Preparing for Treatment
Prehabilitation means getting ready for treatment before it starts. This can mean preparing yourself physically and mentally for the treatment, as well as thinking about extra support you might need during and after the treatment.
Treatment can be difficult, with side effects that may go beyond the course of your treatment. It’s a good idea to get your body into the best shape possible to cope with treatment and help you feel even better after you’ve finished. Focussing on looking after yourself before treatment can also help you feel a sense of control over your health.
Sometimes, you might not have much notice before your treatment starts, or you might find making these changes overwhelming. Just do what you can and be kind to yourself.
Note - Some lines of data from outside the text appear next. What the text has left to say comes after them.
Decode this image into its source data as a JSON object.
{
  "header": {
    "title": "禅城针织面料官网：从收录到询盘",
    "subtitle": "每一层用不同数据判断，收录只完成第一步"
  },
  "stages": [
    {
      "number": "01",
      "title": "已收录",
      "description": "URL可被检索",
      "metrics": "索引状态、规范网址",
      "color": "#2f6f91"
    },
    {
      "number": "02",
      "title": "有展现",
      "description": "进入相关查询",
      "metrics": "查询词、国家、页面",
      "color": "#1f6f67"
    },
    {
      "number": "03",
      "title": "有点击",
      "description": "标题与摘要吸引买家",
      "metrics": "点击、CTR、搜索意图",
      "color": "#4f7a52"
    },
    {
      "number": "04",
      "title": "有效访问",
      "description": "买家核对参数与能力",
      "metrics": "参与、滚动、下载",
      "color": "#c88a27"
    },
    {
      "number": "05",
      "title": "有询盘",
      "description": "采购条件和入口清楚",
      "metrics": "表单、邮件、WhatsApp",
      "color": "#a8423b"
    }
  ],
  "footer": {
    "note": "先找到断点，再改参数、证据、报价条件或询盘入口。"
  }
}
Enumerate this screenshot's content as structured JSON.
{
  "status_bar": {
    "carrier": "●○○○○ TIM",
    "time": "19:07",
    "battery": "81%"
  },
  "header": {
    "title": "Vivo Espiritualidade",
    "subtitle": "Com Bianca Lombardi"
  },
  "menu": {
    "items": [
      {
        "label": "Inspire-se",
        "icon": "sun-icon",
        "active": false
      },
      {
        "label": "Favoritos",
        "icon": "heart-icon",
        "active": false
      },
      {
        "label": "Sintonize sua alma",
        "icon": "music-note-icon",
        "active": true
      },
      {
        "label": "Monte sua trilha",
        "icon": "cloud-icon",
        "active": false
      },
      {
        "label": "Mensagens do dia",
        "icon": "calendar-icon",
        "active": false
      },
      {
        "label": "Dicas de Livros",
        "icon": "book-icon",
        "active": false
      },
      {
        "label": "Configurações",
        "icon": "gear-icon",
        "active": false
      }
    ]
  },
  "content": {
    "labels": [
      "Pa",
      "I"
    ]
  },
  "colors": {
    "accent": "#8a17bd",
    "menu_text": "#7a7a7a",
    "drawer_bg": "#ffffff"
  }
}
Why not start treatment straightaway?When you’re first diagnosed with WM, being told you don’t need immediate treatment may surprise, or even worry, you. You might think that it must be better to kill the cancer cells before they can increase more. However active monitoring is a safe and recommended way to care for people with slow-growing cancers like WM. There isn’t any evidence to show that being treated earlier has any benefits. Treatment itself can have some harsh side effects, which can be long lasting. By putting you on active monitoring, your doctor is saving treatment for when it can have the maximum impact. If your doctor sees signs that your WM is worsening, they will discuss treatment options with you immediately. However, many people stay on active monitoring for years, meaning they can lead full lives without the side effects of needless treatment.
What happens on active monitoring?You’ll have regular check-ups with your healthcare team, where you’ll have blood tests and a chance to talk about how you’re feeling and any symptoms or concerns you have. Normally these are face-to-face at the hospital, but since the COVID-19 pandemic, many check-ups have moved to video call or telephone. This doesn’t affect how you are monitored, just the way you speak to your healthcare team. Your blood tests and symptoms will help your doctor understand how your WM is behaving, and whether it’s time to start treatment or not. The check-ups also mean your doctor can pick up on any other conditions, for example anaemia, and ensure you get the right treatment for this. It’s important to raise concerns or mention any symptoms, however minor, at your check-up as your healthcare team might want to investigate these further. When you’re first diagnosed, these check-ups may be more frequent – for example, every 3 months – but as time goes by and if your WM remains stable, the check-ups may become less frequent. Some people who have been on active monitoring for years might have one check-up a year.
Is active monitoring safe?Yes. It is the recommended way to care for people with WM that isn’t growing and who either don’t have symptoms or whose symptoms are mild.